- [Problem statement]: Extract the text of each entry below exactly, leaving every image behind.

- [Entries from a dataset of interfaces]:
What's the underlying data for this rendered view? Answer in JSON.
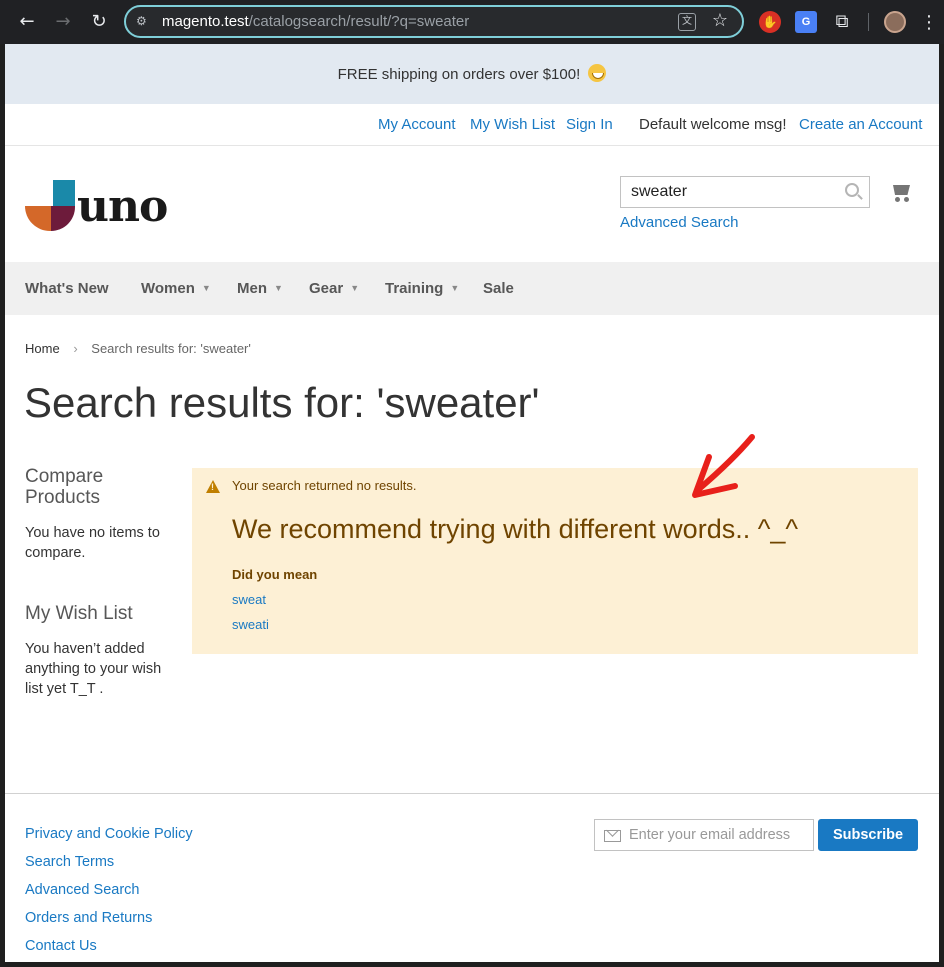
{
  "browser": {
    "url_host": "magento.test",
    "url_path": "/catalogsearch/result/?q=sweater",
    "nav": [
      "back-icon",
      "forward-icon",
      "reload-icon"
    ],
    "extensions": [
      "adblock-icon",
      "google-translate-icon",
      "extensions-icon",
      "profile-avatar"
    ]
  },
  "promo": {
    "text": "FREE shipping on orders over $100!"
  },
  "header": {
    "links": {
      "my_account": "My Account",
      "wish_list": "My Wish List",
      "sign_in": "Sign In",
      "welcome": "Default welcome msg!",
      "create_account": "Create an Account"
    },
    "logo_text": "uno",
    "search": {
      "value": "sweater",
      "advanced": "Advanced Search"
    }
  },
  "nav": {
    "items": [
      {
        "label": "What's New",
        "has_submenu": false
      },
      {
        "label": "Women",
        "has_submenu": true
      },
      {
        "label": "Men",
        "has_submenu": true
      },
      {
        "label": "Gear",
        "has_submenu": true
      },
      {
        "label": "Training",
        "has_submenu": true
      },
      {
        "label": "Sale",
        "has_submenu": false
      }
    ]
  },
  "breadcrumb": {
    "home": "Home",
    "current": "Search results for: 'sweater'"
  },
  "page_title": "Search results for: 'sweater'",
  "sidebar": {
    "compare_title": "Compare Products",
    "compare_empty": "You have no items to compare.",
    "wishlist_title": "My Wish List",
    "wishlist_empty": "You haven’t added anything to your wish list yet T_T ."
  },
  "message": {
    "notice": "Your search returned no results.",
    "recommend": "We recommend trying with different words.. ^_^",
    "did_you_mean": "Did you mean",
    "suggestions": [
      "sweat",
      "sweati"
    ]
  },
  "footer": {
    "links": [
      "Privacy and Cookie Policy",
      "Search Terms",
      "Advanced Search",
      "Orders and Returns",
      "Contact Us"
    ],
    "newsletter_placeholder": "Enter your email address",
    "subscribe_label": "Subscribe"
  },
  "colors": {
    "link": "#1979c3",
    "promo_bg": "#e2e9f1",
    "notice_bg": "#fdf0d5",
    "notice_text": "#6f4400",
    "annotation_arrow": "#e8201b"
  }
}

- [Answer for this exercise]:
What's the underlying data for this rendered view? Answer in JSON.
{
  "browser": {
    "url_host": "magento.test",
    "url_path": "/catalogsearch/result/?q=sweater",
    "nav": [
      "back-icon",
      "forward-icon",
      "reload-icon"
    ],
    "extensions": [
      "adblock-icon",
      "google-translate-icon",
      "extensions-icon",
      "profile-avatar"
    ]
  },
  "promo": {
    "text": "FREE shipping on orders over $100!"
  },
  "header": {
    "links": {
      "my_account": "My Account",
      "wish_list": "My Wish List",
      "sign_in": "Sign In",
      "welcome": "Default welcome msg!",
      "create_account": "Create an Account"
    },
    "logo_text": "uno",
    "search": {
      "value": "sweater",
      "advanced": "Advanced Search"
    }
  },
  "nav": {
    "items": [
      {
        "label": "What's New",
        "has_submenu": false
      },
      {
        "label": "Women",
        "has_submenu": true
      },
      {
        "label": "Men",
        "has_submenu": true
      },
      {
        "label": "Gear",
        "has_submenu": true
      },
      {
        "label": "Training",
        "has_submenu": true
      },
      {
        "label": "Sale",
        "has_submenu": false
      }
    ]
  },
  "breadcrumb": {
    "home": "Home",
    "current": "Search results for: 'sweater'"
  },
  "page_title": "Search results for: 'sweater'",
  "sidebar": {
    "compare_title": "Compare Products",
    "compare_empty": "You have no items to compare.",
    "wishlist_title": "My Wish List",
    "wishlist_empty": "You haven’t added anything to your wish list yet T_T ."
  },
  "message": {
    "notice": "Your search returned no results.",
    "recommend": "We recommend trying with different words.. ^_^",
    "did_you_mean": "Did you mean",
    "suggestions": [
      "sweat",
      "sweati"
    ]
  },
  "footer": {
    "links": [
      "Privacy and Cookie Policy",
      "Search Terms",
      "Advanced Search",
      "Orders and Returns",
      "Contact Us"
    ],
    "newsletter_placeholder": "Enter your email address",
    "subscribe_label": "Subscribe"
  },
  "colors": {
    "link": "#1979c3",
    "promo_bg": "#e2e9f1",
    "notice_bg": "#fdf0d5",
    "notice_text": "#6f4400",
    "annotation_arrow": "#e8201b"
  }
}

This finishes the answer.